});

Wikipedia's article on SPI has an excellent section on polarity (cpol) and clock phase (cpha).

UART/Serial

A UART (serial) channel uses the TX and RX pins (5 and 6 on Tessel 2). If you are unfamiliar with the UART protocol, please see the communication protocols tutorial.

Here is an example using Tessel's UART protocol:

var port = tessel.port.A;
var uart = new port.UART({
  baudrate: 115200
});

uart.write('ahoy hoy\n')
uart.on('data', function (data) {
  console.log('received:', data);
})

// UART objects are streams!
// pipe all incoming data to stdout:
uart.pipe(process.stdout);

Power management

Board

tessel.reboot:

Power cycle the board. This will clear RAM and restart the program once reboot is complete. This can be done with the t2 reboot command as well.

tessel.reboot();

Ports

Tessel 2's firmware turns off power to the port if a program does not require the tessel module. However, if tessel is required in the code, both will be turned on by default. It is possible to control the power to module ports with an explicit call:

var Tessel = require('tessel-export');

var tessel = new Tessel({
 ports: {
   A: false,
   B: false,
 }
});

tessel.open:

Allow power to one or both Tessel ports.

tessel.open(portName);
Option Type Description Required
portName String Either 'A' or 'B' No

Leaving out the port name will turn on power to both ports, i.e. tessel.open().

tessel.close:

Disallow power to one or both Tessel ports.

tessel.close(portName);
Option Type Description Required
portName String Either 'A' or 'B' No

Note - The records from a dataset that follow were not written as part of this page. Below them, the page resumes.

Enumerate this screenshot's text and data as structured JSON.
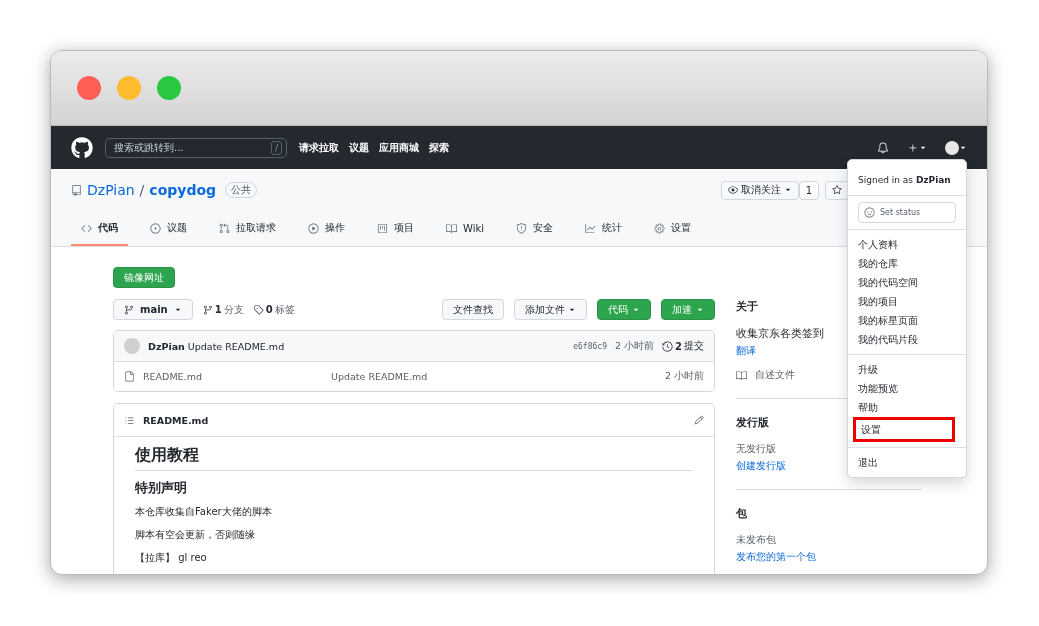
{
  "header": {
    "search_placeholder": "搜索或跳转到...",
    "search_key": "/",
    "nav": [
      "请求拉取",
      "议题",
      "应用商城",
      "探索"
    ]
  },
  "repo": {
    "owner": "DzPian",
    "separator": "/",
    "name": "copydog",
    "visibility": "公共",
    "watch_label": "取消关注",
    "watch_count": "1"
  },
  "tabs": [
    {
      "label": "代码",
      "selected": true
    },
    {
      "label": "议题",
      "selected": false
    },
    {
      "label": "拉取请求",
      "selected": false
    },
    {
      "label": "操作",
      "selected": false
    },
    {
      "label": "项目",
      "selected": false
    },
    {
      "label": "Wiki",
      "selected": false
    },
    {
      "label": "安全",
      "selected": false
    },
    {
      "label": "统计",
      "selected": false
    },
    {
      "label": "设置",
      "selected": false
    }
  ],
  "mirror_button": "镜像网址",
  "branch": {
    "name": "main",
    "branches_count": "1",
    "branches_label": "分支",
    "tags_count": "0",
    "tags_label": "标签"
  },
  "actions": [
    {
      "label": "文件查找",
      "kind": "plain",
      "caret": false
    },
    {
      "label": "添加文件",
      "kind": "plain",
      "caret": true
    },
    {
      "label": "代码",
      "kind": "primary",
      "caret": true
    },
    {
      "label": "加速",
      "kind": "primary",
      "caret": true
    }
  ],
  "commit": {
    "author": "DzPian",
    "message": "Update README.md",
    "sha": "e6f86c9",
    "time": "2 小时前",
    "count": "2",
    "count_label": "提交"
  },
  "files": [
    {
      "name": "README.md",
      "message": "Update README.md",
      "time": "2 小时前"
    }
  ],
  "readme": {
    "title": "README.md",
    "h1": "使用教程",
    "h2": "特别声明",
    "paragraphs": [
      "本仓库收集自Faker大佬的脚本",
      "脚本有空会更新，否则随缘",
      "【拉库】 gl reo"
    ]
  },
  "about": {
    "title": "关于",
    "description": "收集京东各类签到",
    "translate": "翻译",
    "readme_link": "自述文件"
  },
  "releases": {
    "title": "发行版",
    "empty": "无发行版",
    "link": "创建发行版"
  },
  "packages": {
    "title": "包",
    "empty": "未发布包",
    "link": "发布您的第一个包"
  },
  "menu": {
    "signed_in_prefix": "Signed in as",
    "user": "DzPian",
    "status_placeholder": "Set status",
    "groups": [
      [
        {
          "label": "个人资料",
          "highlighted": false
        },
        {
          "label": "我的仓库",
          "highlighted": false
        },
        {
          "label": "我的代码空间",
          "highlighted": false
        },
        {
          "label": "我的项目",
          "highlighted": false
        },
        {
          "label": "我的标星页面",
          "highlighted": false
        },
        {
          "label": "我的代码片段",
          "highlighted": false
        }
      ],
      [
        {
          "label": "升级",
          "highlighted": false
        },
        {
          "label": "功能预览",
          "highlighted": false
        },
        {
          "label": "帮助",
          "highlighted": false
        },
        {
          "label": "设置",
          "highlighted": true
        }
      ],
      [
        {
          "label": "退出",
          "highlighted": false
        }
      ]
    ]
  }
}
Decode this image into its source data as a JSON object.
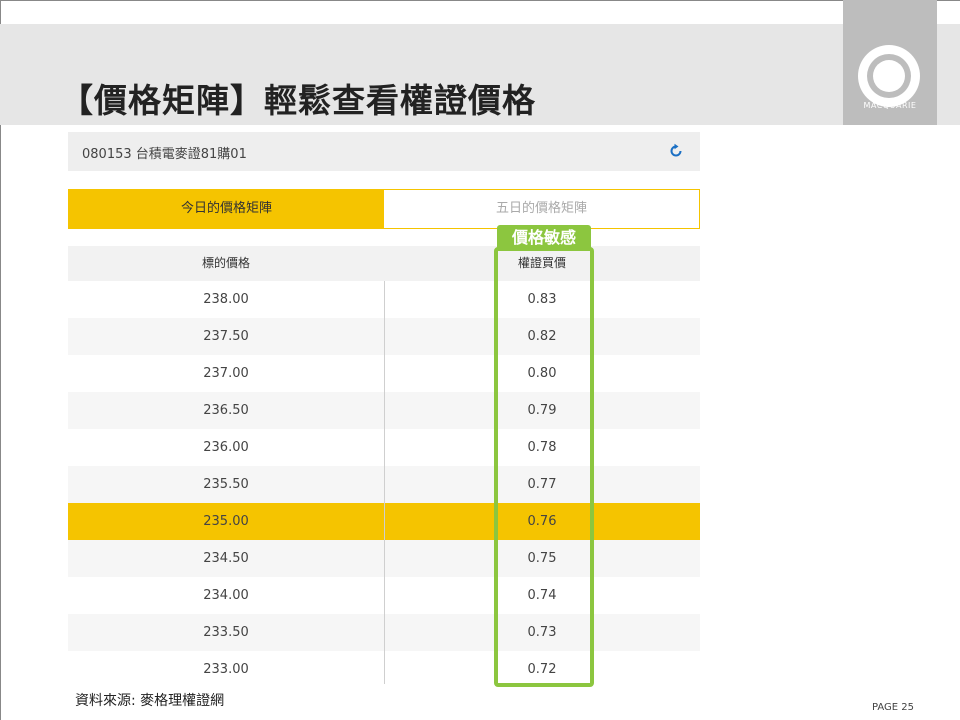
{
  "title": "【價格矩陣】輕鬆查看權證價格",
  "logo": {
    "text": "MACQUARIE"
  },
  "warrant": {
    "name": "080153 台積電麥證81購01",
    "refresh_icon": "refresh-icon"
  },
  "tabs": [
    {
      "label": "今日的價格矩陣",
      "active": true
    },
    {
      "label": "五日的價格矩陣",
      "active": false
    }
  ],
  "table": {
    "headers": {
      "underlying": "標的價格",
      "warrant": "權證買價"
    },
    "rows": [
      {
        "underlying": "238.00",
        "warrant": "0.83"
      },
      {
        "underlying": "237.50",
        "warrant": "0.82"
      },
      {
        "underlying": "237.00",
        "warrant": "0.80"
      },
      {
        "underlying": "236.50",
        "warrant": "0.79"
      },
      {
        "underlying": "236.00",
        "warrant": "0.78"
      },
      {
        "underlying": "235.50",
        "warrant": "0.77"
      },
      {
        "underlying": "235.00",
        "warrant": "0.76",
        "highlight": true
      },
      {
        "underlying": "234.50",
        "warrant": "0.75"
      },
      {
        "underlying": "234.00",
        "warrant": "0.74"
      },
      {
        "underlying": "233.50",
        "warrant": "0.73"
      },
      {
        "underlying": "233.00",
        "warrant": "0.72"
      }
    ]
  },
  "annotation": {
    "label": "價格敏感",
    "color": "#8cc63f"
  },
  "colors": {
    "accent": "#f5c400",
    "header_band": "#e6e6e6",
    "logo_bg": "#bdbdbd"
  },
  "footer": {
    "source": "資料來源: 麥格理權證網",
    "page": "PAGE 25"
  }
}
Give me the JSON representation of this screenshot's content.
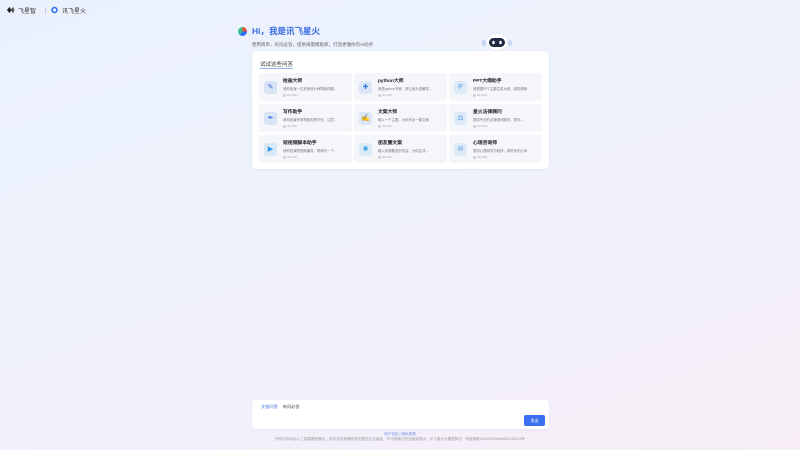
{
  "topbar": {
    "brand1": "飞星智",
    "brand2": "讯飞星火"
  },
  "hero": {
    "title": "Hi，我是讯飞星火",
    "subtitle": "使用简单，有问必答，提供海量模板库，打造更懂你的AI助手"
  },
  "card": {
    "heading": "试试这些问答",
    "assistants": [
      {
        "name": "绘画大师",
        "desc": "请你扮演一位资深设计师帮我构图…",
        "meta": "iFlyTEK",
        "icon": "paint-icon",
        "color": "#2f6be0"
      },
      {
        "name": "python大师",
        "desc": "我是python专家，请让我为您解答…",
        "meta": "iFlyTEK",
        "icon": "python-icon",
        "color": "#3b7ee0"
      },
      {
        "name": "PPT大纲助手",
        "desc": "请根据PPT主题生成大纲，结构清晰…",
        "meta": "iFlyTEK",
        "icon": "ppt-icon",
        "color": "#4d9ae6"
      },
      {
        "name": "写作助手",
        "desc": "请你扮演作家帮我构思写作，注意…",
        "meta": "iFlyTEK",
        "icon": "pen-icon",
        "color": "#2f6be0"
      },
      {
        "name": "文案大师",
        "desc": "输入一个主题，为你写出一篇文案",
        "meta": "iFlyTEK",
        "icon": "doc-icon",
        "color": "#3b7ee0"
      },
      {
        "name": "星火法律顾问",
        "desc": "提供专业的法律咨询服务，帮你…",
        "meta": "iFlyTEK",
        "icon": "scale-icon",
        "color": "#4d9ae6"
      },
      {
        "name": "短视频脚本助手",
        "desc": "请你扮演短视频编导，帮我写一个…",
        "meta": "iFlyTEK",
        "icon": "video-icon",
        "color": "#2f8fe0"
      },
      {
        "name": "朋友圈文案",
        "desc": "输入你想要发的内容，为你生成…",
        "meta": "iFlyTEK",
        "icon": "sun-icon",
        "color": "#3aa0e6"
      },
      {
        "name": "心理咨询师",
        "desc": "提供心理疏导与陪伴，倾听你的心声…",
        "meta": "iFlyTEK",
        "icon": "chat-icon",
        "color": "#4d9ae6"
      }
    ]
  },
  "input": {
    "tag1": "文档问答",
    "tag2": "有问必答",
    "send": "发送"
  },
  "footer": {
    "links": "用户协议 | 隐私政策",
    "notice": "所有内容均由人工智能模型输出，其内容的准确性和完整性无法保证，不代表我们的态度或观点。讯飞星火大模型算法 · 网信算备340104764864601230011号"
  }
}
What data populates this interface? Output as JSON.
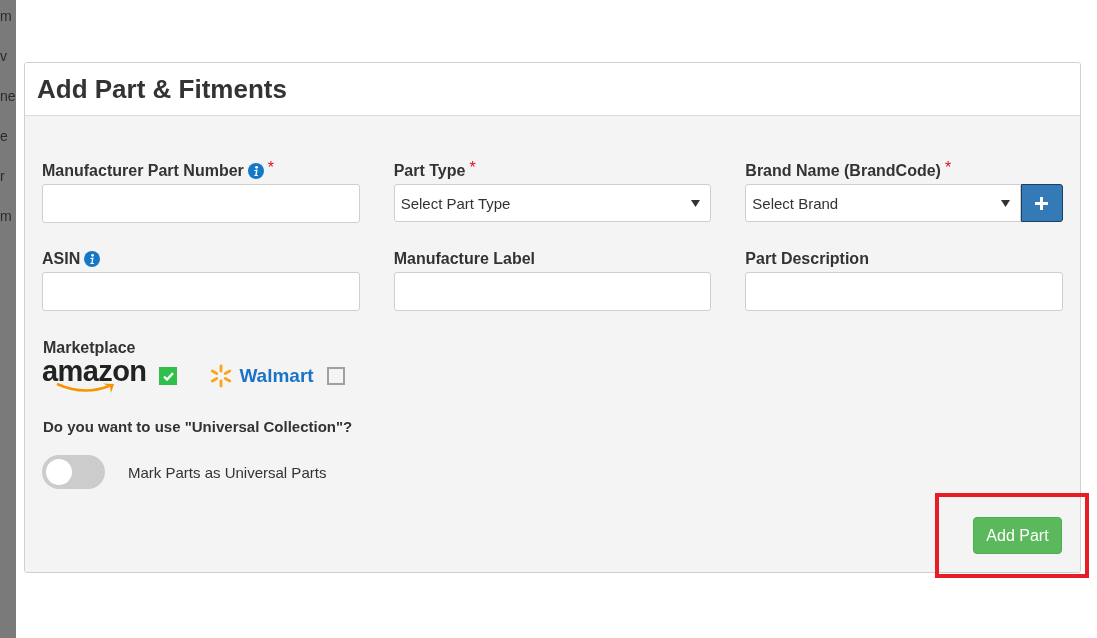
{
  "backdrop": {
    "fragments": [
      "m",
      "v",
      "ne",
      "e",
      "r",
      "m"
    ]
  },
  "modal": {
    "title": "Add Part & Fitments",
    "fields": [
      {
        "kind": "text",
        "label": "Manufacturer Part Number",
        "info": true,
        "marker": "*"
      },
      {
        "kind": "select",
        "label": "Part Type",
        "info": false,
        "marker": "*",
        "value": "Select Part Type",
        "add_button": false
      },
      {
        "kind": "select",
        "label": "Brand Name (BrandCode)",
        "info": false,
        "marker": "*",
        "value": "Select Brand",
        "add_button": true
      },
      {
        "kind": "text",
        "label": "ASIN",
        "info": true
      },
      {
        "kind": "text",
        "label": "Manufacture Label",
        "info": false
      },
      {
        "kind": "text",
        "label": "Part Description",
        "info": false
      }
    ],
    "marketplace": {
      "label": "Marketplace",
      "options": [
        {
          "kind": "smile",
          "name": "amazon",
          "checked": true
        },
        {
          "kind": "spark",
          "name": "Walmart",
          "checked": false
        }
      ]
    },
    "universal": {
      "question": "Do you want to use \"Universal Collection\"?",
      "toggle": {
        "label": "Mark Parts as Universal Parts",
        "on": false
      }
    },
    "footer": {
      "button": "Add Part",
      "highlighted": true
    }
  }
}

Leaving out the port name will turn off power to both ports, i.e. tessel.close().

LEDs

There are 4 LEDs available on the Tessel 2, you may see them labeled on the board as ERR, WLAN, LED0, and LED1. They are available through the tessel.led object.

// an array of available LEDs
var leds = tessel.led;

// ERR - Red
var red = leds[0];

// WLAN - Amber
var amber = leds[1];

// LED0 - Green
var green = leds[2];

// LED1 - Blue
var blue = leds[3];

Each LED has a few methods for controlling it.

// Green LED
var led = tessel.led[2];

/*
* Property: isOn
* Returns: boolean (true or false) if led is on
*
* Checks the led to see if it is on or not.
*/
if (led.isOn) {
  console.log('The green LED is currently on.');
}

/*
* Method: on
* Returns: the led object (this makes it a chainable function)
*
* Turns the led ON.
*/
led.on();

/*
* Method: off
* Returns: the led object (this makes it a chainable function)
*
* Turns the led OFF.
*/
led.off();

/*
* Method: toggle
* Arguments:
* - callback: function to call once the led's value has been set and is passed an error object if one occured
*
* Toggles the current state of the led and calls the callback function once that is done.
*/
led.toggle(function (error) {
  if (error) {
    console.log('There was an error with toggling the led.', error);
  } else {
    console.log('The green led is now on OR off!');
  }
});

Button

Tessel 2's button is not programmable.

During operation of a script, pressing the button will restart the script.

If you hold down the button while plugging in power, Tessel 2 boots into DFU mode. This is typically used to load firmware built from source.

USB Ports

USB modules do not need to be accessed through the Tessel object. See tessel-av for an example USB module.

results matching ""

    No results matching ""